When the sun rises on a clear day with a low tide it’s a photographer’s paradise down at the Schoolhouse Cree mudflats. Here a Snowy Egret stalks in ankle-deep water — the joint about halfway up the bird’s leg is its ankle, not its knee — and catches a couple of small fry. It’s a small feed for the bird, but for a photographer it’s a feast because of the wonderful slanting light and the almost glassy water surface.
With fish this small, the bird skips the elaborate foreplay that it sometimes devotes to larger prey. It’s just a few adjustments to get the wriggling fish’s head aligned to go in first, and then good-bye. The bird does take a little nip of water, possibly as a chaser. Then on to the next.

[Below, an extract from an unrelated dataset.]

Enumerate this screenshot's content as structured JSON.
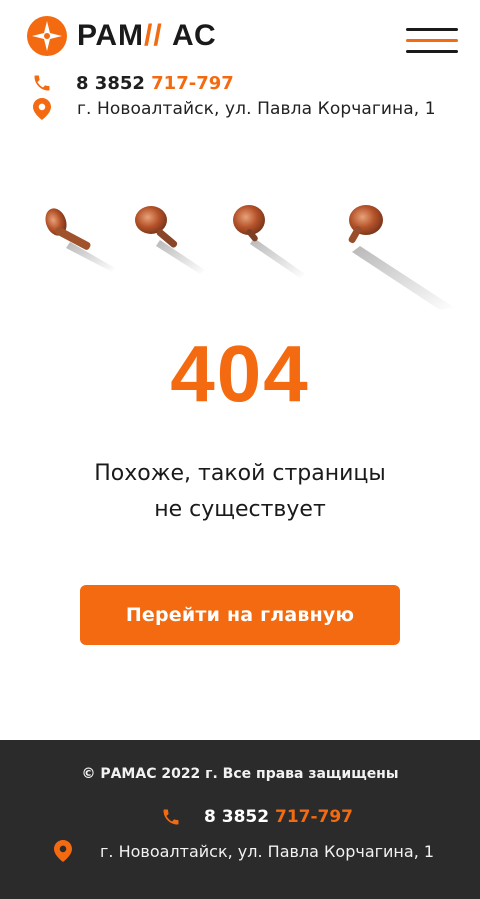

The Snowy Egret has only other snowies for competition in this game. A Great Blue stalked slowly in the shallow water for a few minutes then gave it up and stood like a statue next to the channel, waiting for prey to come to it. A pair of Mallards dabbled in the mud. The shorebirds — Marbled Godwits, Long-billed Curlews, Whimbrels, Black-bellied Plover, Willets — showed no ambition to capture fast-moving protein having fins and scales. The ever-active, clever, and resourceful Snowy Egret had the shallows all to itself.